⟨

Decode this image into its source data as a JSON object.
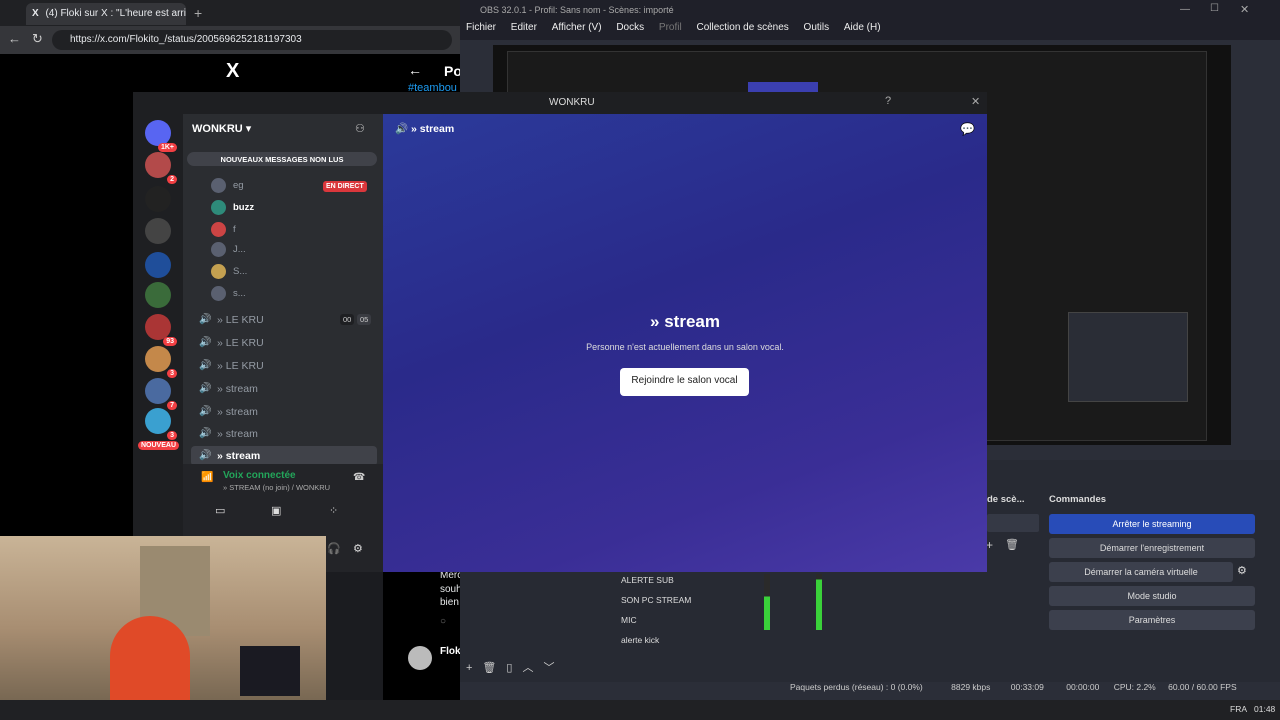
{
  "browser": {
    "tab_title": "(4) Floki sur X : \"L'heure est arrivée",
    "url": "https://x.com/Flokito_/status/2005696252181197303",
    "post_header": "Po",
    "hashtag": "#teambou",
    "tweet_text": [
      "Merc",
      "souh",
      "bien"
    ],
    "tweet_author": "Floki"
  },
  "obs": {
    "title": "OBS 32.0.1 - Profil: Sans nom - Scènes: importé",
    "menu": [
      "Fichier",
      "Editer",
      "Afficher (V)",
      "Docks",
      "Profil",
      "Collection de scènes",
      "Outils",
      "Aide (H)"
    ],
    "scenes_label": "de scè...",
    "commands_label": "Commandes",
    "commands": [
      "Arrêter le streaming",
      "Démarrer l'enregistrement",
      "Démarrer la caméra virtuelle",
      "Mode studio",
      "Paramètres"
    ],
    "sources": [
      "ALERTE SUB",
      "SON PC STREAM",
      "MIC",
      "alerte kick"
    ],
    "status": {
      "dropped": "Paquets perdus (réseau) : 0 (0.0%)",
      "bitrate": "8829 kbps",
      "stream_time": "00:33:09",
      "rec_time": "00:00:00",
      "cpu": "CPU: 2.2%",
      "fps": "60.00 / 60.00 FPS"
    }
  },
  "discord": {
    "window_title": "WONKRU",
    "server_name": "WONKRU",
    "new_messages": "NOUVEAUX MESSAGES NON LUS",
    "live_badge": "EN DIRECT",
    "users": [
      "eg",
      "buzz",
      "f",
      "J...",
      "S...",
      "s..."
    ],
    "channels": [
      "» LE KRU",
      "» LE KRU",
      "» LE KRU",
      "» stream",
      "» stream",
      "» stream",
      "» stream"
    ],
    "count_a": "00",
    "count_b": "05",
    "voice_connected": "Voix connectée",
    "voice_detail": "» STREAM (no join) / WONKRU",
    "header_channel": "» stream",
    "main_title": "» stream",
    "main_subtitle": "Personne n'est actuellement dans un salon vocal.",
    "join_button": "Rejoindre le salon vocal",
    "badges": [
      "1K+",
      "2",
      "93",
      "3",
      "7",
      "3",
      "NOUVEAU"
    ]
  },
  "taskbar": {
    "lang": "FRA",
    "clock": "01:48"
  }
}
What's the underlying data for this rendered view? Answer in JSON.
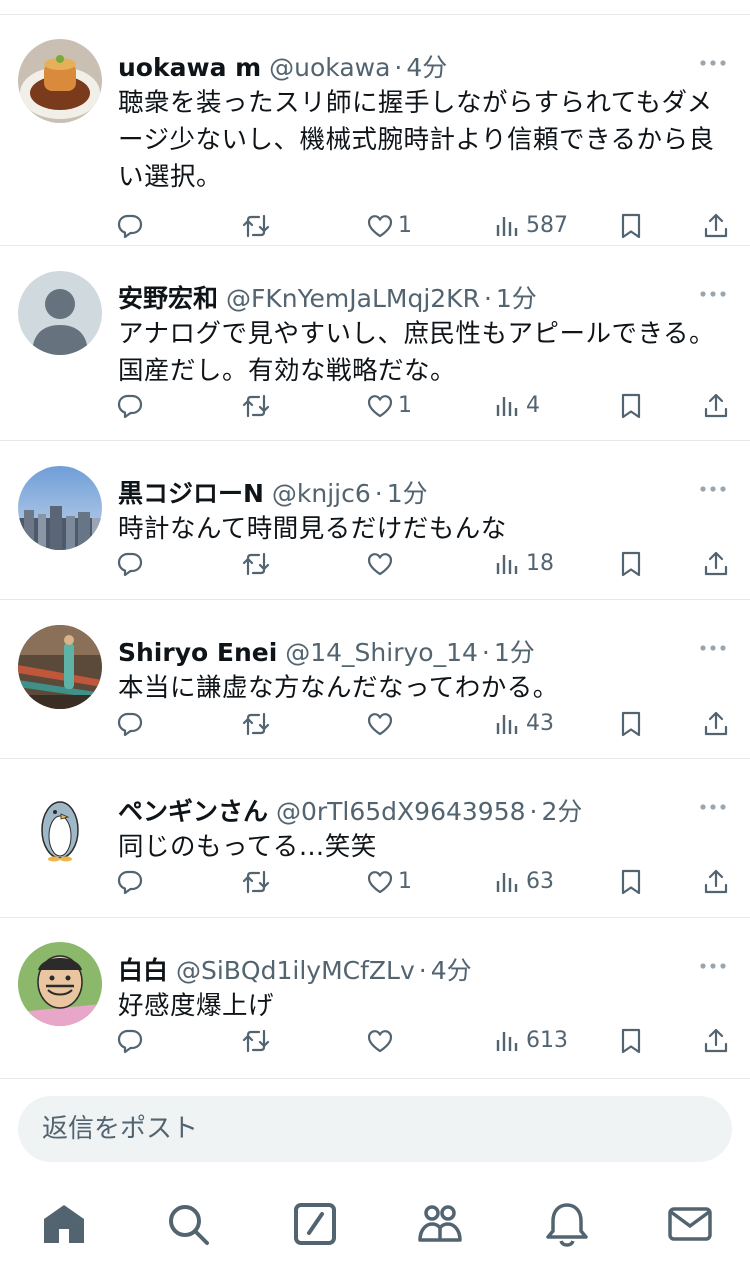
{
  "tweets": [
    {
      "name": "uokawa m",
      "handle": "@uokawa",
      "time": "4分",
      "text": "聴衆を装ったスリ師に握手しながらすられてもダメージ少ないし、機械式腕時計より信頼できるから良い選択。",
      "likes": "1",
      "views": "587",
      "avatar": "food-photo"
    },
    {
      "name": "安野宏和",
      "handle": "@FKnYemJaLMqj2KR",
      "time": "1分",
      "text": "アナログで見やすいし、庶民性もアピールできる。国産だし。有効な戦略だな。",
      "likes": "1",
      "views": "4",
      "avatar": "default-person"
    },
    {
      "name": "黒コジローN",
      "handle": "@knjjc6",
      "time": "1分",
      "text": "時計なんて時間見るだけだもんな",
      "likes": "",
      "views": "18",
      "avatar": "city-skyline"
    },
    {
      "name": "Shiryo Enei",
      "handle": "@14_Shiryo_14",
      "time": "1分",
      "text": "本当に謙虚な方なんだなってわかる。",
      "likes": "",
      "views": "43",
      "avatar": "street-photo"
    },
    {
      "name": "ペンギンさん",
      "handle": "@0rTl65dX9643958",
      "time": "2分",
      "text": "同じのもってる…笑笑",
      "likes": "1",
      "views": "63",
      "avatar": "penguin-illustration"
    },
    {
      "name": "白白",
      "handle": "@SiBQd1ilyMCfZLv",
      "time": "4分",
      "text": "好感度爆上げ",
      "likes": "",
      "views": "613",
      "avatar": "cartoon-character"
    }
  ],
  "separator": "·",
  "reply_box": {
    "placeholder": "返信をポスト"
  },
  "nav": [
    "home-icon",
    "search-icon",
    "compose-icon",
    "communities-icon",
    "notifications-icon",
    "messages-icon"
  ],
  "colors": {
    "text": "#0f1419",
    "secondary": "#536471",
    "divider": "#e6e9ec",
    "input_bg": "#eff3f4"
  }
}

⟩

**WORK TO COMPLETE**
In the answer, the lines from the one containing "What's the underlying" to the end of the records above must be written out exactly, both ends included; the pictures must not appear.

**OUTPUT OF THE EXERCISE**
What's the underlying data for this rendered view? Answer in JSON.
{
  "tweets": [
    {
      "name": "uokawa m",
      "handle": "@uokawa",
      "time": "4分",
      "text": "聴衆を装ったスリ師に握手しながらすられてもダメージ少ないし、機械式腕時計より信頼できるから良い選択。",
      "likes": "1",
      "views": "587",
      "avatar": "food-photo"
    },
    {
      "name": "安野宏和",
      "handle": "@FKnYemJaLMqj2KR",
      "time": "1分",
      "text": "アナログで見やすいし、庶民性もアピールできる。国産だし。有効な戦略だな。",
      "likes": "1",
      "views": "4",
      "avatar": "default-person"
    },
    {
      "name": "黒コジローN",
      "handle": "@knjjc6",
      "time": "1分",
      "text": "時計なんて時間見るだけだもんな",
      "likes": "",
      "views": "18",
      "avatar": "city-skyline"
    },
    {
      "name": "Shiryo Enei",
      "handle": "@14_Shiryo_14",
      "time": "1分",
      "text": "本当に謙虚な方なんだなってわかる。",
      "likes": "",
      "views": "43",
      "avatar": "street-photo"
    },
    {
      "name": "ペンギンさん",
      "handle": "@0rTl65dX9643958",
      "time": "2分",
      "text": "同じのもってる…笑笑",
      "likes": "1",
      "views": "63",
      "avatar": "penguin-illustration"
    },
    {
      "name": "白白",
      "handle": "@SiBQd1ilyMCfZLv",
      "time": "4分",
      "text": "好感度爆上げ",
      "likes": "",
      "views": "613",
      "avatar": "cartoon-character"
    }
  ],
  "separator": "·",
  "reply_box": {
    "placeholder": "返信をポスト"
  },
  "nav": [
    "home-icon",
    "search-icon",
    "compose-icon",
    "communities-icon",
    "notifications-icon",
    "messages-icon"
  ],
  "colors": {
    "text": "#0f1419",
    "secondary": "#536471",
    "divider": "#e6e9ec",
    "input_bg": "#eff3f4"
  }
}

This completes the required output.